BEGIN Data to process

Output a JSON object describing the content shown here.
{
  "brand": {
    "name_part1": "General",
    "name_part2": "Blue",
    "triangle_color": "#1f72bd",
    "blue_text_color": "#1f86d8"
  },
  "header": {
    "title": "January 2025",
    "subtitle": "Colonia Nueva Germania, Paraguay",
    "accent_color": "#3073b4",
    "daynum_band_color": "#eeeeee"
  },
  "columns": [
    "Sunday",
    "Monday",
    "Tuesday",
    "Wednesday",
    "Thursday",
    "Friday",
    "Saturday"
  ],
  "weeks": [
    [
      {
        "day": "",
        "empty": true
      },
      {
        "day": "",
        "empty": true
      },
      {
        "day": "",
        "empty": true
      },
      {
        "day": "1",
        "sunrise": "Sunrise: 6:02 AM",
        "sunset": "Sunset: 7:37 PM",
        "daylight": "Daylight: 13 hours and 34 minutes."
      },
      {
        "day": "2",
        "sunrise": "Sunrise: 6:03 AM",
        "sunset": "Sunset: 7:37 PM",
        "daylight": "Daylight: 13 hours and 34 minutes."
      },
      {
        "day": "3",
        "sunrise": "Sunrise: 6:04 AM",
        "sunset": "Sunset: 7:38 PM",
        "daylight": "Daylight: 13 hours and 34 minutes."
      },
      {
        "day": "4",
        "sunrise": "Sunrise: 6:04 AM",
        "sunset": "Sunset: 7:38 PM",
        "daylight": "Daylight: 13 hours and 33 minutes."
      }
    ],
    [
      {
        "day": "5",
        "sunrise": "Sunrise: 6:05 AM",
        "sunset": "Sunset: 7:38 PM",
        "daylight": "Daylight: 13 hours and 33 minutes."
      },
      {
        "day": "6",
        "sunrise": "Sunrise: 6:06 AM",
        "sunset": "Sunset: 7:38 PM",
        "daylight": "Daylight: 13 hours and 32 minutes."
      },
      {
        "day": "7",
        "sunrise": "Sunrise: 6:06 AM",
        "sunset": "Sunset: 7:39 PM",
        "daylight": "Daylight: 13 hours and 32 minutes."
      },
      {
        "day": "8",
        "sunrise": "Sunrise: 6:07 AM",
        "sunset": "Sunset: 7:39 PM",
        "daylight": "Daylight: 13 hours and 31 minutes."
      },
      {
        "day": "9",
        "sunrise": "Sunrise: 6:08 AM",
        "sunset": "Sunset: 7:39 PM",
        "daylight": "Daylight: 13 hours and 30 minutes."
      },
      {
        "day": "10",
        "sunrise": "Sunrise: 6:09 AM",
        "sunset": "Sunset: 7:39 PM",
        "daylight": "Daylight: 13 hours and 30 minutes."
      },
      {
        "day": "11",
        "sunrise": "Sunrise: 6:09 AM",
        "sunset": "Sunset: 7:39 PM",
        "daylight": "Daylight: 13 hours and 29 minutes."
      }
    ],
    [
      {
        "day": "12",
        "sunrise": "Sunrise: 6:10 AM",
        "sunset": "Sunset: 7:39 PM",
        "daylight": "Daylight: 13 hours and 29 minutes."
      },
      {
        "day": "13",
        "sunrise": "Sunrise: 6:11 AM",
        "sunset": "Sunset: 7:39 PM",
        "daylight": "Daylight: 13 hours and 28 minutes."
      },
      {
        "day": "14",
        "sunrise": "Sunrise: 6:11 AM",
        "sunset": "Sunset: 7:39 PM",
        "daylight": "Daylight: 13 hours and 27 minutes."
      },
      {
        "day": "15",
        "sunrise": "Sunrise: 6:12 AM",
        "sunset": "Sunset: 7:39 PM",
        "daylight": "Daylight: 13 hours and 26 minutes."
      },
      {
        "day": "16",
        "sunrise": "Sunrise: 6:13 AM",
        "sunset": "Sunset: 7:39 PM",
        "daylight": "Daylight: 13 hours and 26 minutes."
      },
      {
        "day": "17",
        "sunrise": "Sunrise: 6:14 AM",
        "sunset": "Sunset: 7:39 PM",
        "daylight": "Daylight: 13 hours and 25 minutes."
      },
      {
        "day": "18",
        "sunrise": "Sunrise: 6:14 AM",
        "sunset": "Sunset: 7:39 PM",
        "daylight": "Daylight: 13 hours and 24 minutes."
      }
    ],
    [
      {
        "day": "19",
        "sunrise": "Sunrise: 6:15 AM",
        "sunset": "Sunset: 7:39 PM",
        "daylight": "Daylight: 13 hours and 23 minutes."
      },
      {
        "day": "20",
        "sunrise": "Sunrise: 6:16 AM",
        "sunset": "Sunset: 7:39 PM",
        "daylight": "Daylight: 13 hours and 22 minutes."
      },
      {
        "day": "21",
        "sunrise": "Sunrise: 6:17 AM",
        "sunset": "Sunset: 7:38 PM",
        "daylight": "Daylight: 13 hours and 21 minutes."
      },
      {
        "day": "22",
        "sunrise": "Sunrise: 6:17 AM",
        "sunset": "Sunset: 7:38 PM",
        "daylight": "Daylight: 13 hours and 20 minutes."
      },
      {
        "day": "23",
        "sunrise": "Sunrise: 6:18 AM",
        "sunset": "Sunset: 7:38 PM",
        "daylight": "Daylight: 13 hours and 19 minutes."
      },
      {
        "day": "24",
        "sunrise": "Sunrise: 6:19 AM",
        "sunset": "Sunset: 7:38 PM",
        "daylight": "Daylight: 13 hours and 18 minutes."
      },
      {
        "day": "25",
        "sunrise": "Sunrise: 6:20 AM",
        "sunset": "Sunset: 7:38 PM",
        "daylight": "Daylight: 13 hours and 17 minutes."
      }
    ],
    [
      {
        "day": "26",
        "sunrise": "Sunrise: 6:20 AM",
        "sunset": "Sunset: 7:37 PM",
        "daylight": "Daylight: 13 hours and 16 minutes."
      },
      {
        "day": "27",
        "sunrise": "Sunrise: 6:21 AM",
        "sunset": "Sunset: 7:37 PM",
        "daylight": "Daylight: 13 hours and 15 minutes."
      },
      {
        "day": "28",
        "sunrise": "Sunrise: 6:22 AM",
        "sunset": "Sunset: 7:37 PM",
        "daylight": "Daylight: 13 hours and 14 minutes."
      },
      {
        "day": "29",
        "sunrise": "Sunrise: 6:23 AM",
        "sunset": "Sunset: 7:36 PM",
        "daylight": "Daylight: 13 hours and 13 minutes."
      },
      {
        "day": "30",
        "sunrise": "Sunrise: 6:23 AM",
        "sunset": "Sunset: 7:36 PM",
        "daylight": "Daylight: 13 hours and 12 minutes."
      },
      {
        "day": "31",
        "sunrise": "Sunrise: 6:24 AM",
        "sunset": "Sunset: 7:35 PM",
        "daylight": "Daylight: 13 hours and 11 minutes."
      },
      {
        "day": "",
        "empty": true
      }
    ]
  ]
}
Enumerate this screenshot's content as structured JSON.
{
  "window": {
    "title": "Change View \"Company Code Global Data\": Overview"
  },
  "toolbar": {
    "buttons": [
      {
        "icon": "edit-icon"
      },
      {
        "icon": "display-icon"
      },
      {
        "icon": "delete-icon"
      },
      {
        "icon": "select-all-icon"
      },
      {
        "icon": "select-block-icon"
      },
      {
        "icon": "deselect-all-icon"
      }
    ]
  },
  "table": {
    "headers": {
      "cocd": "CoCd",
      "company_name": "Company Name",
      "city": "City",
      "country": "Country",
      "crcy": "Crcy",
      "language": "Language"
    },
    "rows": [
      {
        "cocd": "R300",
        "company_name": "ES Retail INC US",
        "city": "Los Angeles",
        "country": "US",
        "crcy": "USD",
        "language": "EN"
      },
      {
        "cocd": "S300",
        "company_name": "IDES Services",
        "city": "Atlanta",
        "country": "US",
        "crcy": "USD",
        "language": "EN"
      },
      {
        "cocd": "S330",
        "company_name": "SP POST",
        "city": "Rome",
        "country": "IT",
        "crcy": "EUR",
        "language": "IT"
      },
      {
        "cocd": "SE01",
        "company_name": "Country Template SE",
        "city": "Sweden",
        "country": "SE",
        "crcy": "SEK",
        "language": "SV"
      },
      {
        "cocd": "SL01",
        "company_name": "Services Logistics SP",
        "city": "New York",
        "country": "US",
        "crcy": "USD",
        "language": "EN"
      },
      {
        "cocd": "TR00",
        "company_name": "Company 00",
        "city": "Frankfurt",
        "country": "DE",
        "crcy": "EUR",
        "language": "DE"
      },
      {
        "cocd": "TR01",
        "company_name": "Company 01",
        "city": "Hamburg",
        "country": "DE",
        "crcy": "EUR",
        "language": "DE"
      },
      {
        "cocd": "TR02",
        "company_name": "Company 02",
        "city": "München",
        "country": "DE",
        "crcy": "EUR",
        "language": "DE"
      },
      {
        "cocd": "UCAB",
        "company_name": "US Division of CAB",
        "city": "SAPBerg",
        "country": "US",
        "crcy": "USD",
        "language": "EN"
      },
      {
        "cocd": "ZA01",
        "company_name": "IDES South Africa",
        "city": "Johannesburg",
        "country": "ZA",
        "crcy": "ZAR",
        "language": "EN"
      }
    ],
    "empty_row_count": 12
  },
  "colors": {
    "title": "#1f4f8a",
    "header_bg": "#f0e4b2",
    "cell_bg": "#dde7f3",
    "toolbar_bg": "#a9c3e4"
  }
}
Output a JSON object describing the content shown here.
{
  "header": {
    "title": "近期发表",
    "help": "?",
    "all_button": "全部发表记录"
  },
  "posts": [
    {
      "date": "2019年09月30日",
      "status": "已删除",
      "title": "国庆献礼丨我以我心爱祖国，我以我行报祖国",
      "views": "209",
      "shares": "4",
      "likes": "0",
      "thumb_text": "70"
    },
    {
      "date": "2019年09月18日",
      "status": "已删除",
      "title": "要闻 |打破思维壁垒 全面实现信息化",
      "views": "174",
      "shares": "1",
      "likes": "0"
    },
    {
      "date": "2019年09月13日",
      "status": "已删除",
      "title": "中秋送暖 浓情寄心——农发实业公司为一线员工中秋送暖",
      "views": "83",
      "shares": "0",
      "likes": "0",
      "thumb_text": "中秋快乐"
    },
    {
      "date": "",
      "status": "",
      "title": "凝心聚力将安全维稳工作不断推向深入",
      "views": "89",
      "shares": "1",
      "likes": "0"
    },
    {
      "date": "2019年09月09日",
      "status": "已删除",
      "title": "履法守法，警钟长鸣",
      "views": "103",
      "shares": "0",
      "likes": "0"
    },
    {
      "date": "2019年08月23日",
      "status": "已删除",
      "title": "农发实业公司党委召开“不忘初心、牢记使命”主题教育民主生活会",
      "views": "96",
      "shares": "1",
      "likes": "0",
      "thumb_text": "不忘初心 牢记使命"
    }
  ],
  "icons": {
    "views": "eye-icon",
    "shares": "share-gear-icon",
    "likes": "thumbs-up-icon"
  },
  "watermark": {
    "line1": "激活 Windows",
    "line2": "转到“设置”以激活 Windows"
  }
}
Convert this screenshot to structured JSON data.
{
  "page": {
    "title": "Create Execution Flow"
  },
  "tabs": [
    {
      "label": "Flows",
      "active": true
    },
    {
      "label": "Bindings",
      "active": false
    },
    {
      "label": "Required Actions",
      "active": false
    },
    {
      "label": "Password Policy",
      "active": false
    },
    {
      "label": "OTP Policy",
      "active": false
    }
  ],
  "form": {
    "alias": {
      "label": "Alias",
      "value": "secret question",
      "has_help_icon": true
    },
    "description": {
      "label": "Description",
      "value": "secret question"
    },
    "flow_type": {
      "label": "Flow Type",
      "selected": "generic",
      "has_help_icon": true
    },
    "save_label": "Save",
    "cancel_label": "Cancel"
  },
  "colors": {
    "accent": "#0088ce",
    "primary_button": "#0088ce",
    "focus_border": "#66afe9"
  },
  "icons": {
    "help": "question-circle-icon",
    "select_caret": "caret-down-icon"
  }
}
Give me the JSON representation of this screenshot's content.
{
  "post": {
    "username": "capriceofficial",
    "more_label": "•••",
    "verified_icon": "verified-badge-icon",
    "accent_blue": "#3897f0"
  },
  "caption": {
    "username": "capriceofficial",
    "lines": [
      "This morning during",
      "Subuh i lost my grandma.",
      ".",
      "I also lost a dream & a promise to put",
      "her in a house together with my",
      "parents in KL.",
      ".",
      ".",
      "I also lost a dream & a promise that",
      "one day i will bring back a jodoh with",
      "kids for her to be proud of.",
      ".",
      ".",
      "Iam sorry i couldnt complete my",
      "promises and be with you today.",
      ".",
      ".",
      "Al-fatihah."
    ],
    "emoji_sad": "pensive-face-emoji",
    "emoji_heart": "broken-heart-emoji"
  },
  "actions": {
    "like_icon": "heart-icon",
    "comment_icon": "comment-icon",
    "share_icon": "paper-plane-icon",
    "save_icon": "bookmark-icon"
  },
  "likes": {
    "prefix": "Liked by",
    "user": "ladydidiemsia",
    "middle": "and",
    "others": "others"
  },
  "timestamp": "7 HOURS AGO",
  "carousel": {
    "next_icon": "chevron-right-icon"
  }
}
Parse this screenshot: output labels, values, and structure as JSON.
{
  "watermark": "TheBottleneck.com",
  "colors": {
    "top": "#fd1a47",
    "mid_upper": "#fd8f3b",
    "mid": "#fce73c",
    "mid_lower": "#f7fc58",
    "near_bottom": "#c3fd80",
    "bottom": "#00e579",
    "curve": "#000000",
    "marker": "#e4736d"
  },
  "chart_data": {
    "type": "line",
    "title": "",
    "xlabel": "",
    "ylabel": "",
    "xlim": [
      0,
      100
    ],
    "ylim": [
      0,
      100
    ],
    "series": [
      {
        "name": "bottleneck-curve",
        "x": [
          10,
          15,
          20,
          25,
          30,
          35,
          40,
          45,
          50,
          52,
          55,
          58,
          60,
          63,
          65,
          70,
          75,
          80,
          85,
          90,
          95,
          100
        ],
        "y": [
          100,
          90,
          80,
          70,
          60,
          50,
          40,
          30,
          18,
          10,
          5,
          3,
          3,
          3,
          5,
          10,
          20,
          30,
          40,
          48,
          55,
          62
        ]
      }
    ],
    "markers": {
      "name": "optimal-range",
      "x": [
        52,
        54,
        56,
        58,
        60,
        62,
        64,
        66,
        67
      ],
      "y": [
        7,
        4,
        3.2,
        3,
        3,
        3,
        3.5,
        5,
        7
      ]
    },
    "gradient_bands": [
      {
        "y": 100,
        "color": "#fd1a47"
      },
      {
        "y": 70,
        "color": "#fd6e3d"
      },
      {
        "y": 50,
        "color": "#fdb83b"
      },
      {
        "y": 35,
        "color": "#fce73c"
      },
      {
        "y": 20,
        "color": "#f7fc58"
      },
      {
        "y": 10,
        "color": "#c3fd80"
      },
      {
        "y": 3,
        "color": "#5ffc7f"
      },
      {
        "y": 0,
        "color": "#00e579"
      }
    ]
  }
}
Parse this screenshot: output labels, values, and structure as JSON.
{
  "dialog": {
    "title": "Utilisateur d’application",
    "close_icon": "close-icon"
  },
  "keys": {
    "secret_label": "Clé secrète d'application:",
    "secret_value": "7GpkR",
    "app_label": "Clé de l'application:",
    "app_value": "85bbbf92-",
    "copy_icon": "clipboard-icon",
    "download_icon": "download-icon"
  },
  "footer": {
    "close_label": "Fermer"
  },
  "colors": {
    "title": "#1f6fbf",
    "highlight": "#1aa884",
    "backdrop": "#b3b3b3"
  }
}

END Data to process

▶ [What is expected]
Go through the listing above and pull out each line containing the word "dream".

▶ [Response]
      "I also lost a dream & a promise to put",
      "I also lost a dream & a promise that",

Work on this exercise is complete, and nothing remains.